## Problem
Look through the records below and give the number of lines holding the string "images", nothing more.

Page and application data records:
========================
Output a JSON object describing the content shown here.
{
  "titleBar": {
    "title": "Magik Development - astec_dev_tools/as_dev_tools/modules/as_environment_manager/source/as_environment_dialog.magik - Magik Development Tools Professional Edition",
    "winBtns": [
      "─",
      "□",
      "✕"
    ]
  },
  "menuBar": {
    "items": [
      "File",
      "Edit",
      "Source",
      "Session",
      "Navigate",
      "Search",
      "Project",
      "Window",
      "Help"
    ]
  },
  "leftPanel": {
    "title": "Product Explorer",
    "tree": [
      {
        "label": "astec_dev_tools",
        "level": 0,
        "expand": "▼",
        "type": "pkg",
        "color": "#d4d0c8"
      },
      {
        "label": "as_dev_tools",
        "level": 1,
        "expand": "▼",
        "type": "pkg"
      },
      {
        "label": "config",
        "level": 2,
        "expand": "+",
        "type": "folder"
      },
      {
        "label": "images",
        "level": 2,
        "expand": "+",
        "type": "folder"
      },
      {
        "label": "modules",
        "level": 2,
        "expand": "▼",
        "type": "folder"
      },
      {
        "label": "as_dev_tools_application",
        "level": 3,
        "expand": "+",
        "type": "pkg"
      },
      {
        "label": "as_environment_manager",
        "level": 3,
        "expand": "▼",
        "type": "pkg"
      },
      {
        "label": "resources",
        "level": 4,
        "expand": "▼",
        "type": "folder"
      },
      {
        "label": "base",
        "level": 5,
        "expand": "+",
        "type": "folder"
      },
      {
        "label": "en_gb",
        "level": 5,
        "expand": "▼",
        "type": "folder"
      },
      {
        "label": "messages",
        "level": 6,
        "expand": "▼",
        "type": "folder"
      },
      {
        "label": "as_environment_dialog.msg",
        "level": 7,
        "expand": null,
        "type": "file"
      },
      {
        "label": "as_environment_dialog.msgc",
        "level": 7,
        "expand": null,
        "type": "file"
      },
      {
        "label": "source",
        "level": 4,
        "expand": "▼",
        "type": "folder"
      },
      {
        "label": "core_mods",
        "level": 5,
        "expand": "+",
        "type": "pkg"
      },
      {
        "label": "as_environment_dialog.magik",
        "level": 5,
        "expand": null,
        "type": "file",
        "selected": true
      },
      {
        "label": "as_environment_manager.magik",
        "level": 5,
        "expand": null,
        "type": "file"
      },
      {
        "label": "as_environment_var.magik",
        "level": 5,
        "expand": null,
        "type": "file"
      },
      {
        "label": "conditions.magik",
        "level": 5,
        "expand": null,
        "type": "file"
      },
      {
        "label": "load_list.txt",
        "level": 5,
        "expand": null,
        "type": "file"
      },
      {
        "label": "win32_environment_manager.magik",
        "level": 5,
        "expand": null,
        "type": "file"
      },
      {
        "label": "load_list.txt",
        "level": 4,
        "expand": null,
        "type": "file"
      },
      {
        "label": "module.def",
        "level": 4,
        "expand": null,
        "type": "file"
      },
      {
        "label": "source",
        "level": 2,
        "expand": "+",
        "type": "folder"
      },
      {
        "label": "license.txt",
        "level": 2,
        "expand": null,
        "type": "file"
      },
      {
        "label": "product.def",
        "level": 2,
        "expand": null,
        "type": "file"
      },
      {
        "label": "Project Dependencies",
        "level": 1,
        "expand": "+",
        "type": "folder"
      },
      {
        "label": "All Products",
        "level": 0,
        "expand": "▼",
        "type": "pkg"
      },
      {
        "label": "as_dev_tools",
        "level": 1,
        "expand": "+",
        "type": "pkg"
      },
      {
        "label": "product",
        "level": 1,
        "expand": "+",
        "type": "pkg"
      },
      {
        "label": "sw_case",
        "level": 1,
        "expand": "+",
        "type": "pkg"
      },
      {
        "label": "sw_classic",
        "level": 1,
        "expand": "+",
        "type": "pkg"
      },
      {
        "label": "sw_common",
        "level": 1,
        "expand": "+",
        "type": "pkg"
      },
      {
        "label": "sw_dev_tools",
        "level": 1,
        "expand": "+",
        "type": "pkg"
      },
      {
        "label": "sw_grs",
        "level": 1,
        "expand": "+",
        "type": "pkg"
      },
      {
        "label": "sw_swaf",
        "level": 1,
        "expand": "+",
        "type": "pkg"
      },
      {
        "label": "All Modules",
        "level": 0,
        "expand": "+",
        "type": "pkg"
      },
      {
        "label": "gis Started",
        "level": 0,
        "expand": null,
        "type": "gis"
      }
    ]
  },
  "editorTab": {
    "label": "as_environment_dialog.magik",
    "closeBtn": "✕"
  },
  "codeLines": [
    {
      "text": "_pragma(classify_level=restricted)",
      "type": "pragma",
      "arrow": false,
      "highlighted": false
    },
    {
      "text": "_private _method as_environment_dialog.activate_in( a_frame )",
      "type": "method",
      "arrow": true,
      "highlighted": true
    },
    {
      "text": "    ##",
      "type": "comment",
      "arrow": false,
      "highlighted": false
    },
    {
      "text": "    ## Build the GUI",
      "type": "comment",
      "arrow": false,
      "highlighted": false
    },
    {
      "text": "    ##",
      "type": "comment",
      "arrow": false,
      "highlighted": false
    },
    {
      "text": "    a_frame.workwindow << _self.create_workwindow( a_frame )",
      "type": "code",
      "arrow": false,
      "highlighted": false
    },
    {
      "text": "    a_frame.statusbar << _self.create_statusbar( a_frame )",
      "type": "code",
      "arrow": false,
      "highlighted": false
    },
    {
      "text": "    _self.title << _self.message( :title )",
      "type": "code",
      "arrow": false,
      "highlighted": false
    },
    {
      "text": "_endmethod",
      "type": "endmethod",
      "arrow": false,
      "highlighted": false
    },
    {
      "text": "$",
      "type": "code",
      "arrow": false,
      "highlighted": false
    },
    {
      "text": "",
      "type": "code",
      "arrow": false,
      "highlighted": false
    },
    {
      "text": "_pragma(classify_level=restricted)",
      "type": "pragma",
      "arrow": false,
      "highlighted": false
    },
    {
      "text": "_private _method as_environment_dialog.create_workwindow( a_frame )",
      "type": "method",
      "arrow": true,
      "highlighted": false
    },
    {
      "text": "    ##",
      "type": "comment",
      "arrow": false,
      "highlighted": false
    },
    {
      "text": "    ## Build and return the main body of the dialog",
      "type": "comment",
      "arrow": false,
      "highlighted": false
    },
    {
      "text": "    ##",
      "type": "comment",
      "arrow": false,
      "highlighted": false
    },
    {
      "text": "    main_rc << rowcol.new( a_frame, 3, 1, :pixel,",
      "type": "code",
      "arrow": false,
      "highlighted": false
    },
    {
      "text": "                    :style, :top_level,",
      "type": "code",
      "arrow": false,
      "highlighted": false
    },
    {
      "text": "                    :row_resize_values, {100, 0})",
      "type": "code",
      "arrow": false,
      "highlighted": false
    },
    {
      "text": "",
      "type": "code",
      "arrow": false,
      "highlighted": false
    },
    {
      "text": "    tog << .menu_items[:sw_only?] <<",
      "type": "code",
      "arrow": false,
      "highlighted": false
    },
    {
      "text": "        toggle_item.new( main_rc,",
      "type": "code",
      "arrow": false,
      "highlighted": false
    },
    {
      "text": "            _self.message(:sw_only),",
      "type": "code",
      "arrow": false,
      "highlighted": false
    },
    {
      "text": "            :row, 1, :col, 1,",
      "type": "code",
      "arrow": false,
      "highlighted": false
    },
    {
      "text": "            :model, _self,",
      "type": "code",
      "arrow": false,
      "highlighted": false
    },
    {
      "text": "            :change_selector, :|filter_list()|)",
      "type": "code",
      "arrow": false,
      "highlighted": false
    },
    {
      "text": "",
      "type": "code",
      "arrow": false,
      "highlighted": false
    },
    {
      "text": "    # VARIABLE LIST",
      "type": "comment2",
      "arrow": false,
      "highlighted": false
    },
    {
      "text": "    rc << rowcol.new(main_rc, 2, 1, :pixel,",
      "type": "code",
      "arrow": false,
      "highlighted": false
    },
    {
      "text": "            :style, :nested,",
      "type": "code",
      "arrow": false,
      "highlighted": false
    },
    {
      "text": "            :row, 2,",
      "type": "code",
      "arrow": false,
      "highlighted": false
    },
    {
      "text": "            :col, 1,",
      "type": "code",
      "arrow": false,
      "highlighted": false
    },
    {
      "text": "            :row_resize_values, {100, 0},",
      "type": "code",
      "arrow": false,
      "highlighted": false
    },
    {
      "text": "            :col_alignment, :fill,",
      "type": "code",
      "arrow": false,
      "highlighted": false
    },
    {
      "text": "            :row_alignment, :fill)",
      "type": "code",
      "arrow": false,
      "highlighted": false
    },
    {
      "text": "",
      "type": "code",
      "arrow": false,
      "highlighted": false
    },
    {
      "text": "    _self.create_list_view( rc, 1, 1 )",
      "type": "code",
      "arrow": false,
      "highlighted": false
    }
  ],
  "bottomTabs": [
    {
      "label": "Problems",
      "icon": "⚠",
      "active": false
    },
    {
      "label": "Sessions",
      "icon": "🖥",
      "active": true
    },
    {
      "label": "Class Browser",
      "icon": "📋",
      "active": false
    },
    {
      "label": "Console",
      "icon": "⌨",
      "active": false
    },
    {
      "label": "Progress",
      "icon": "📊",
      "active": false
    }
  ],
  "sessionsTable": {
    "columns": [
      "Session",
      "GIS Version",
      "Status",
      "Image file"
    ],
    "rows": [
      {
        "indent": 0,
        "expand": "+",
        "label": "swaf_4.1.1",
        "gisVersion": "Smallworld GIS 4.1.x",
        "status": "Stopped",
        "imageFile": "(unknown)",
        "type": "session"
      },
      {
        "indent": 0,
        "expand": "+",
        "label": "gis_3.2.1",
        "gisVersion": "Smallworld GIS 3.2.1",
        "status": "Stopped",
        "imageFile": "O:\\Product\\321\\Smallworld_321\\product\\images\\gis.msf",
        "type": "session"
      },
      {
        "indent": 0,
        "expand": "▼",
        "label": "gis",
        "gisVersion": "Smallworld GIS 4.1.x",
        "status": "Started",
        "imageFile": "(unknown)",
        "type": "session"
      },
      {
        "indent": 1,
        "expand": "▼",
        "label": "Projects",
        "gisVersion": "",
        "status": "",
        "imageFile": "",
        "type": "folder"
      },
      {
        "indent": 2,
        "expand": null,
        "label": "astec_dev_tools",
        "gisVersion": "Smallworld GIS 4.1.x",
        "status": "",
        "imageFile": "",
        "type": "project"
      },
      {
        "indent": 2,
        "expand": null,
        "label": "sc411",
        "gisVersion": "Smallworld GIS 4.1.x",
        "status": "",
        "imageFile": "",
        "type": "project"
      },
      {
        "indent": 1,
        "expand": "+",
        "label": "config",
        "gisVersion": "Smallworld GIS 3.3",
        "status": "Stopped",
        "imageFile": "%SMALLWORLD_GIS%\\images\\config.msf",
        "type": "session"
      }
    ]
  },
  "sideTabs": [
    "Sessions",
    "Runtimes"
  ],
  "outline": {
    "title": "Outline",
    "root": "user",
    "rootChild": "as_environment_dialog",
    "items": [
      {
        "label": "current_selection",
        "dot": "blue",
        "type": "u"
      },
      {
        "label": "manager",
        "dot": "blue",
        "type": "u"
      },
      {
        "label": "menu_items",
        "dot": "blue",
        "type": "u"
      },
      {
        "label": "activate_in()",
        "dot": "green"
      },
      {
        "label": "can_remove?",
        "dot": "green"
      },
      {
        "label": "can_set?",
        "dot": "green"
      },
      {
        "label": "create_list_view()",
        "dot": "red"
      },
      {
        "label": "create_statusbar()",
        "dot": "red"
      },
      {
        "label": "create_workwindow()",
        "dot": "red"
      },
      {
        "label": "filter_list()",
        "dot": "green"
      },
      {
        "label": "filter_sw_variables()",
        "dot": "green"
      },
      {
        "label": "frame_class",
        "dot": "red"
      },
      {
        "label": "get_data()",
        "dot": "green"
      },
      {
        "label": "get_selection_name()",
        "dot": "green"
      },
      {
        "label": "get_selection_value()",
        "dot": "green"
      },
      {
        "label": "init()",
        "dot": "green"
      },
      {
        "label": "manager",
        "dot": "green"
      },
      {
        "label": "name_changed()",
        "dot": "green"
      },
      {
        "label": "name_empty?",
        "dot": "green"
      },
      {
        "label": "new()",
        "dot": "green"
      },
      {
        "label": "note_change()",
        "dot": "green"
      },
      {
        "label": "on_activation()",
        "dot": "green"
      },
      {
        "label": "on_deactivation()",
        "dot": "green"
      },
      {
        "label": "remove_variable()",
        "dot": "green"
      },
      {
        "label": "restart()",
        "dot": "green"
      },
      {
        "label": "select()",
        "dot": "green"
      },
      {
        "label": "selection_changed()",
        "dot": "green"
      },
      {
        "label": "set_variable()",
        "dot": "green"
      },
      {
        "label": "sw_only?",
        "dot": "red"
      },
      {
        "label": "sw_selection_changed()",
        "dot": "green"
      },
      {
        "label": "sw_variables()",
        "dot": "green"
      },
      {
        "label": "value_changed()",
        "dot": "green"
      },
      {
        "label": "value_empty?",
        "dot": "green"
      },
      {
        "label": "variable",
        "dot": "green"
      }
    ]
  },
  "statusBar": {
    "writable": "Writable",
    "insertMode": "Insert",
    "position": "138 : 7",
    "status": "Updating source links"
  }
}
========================
## Task response
3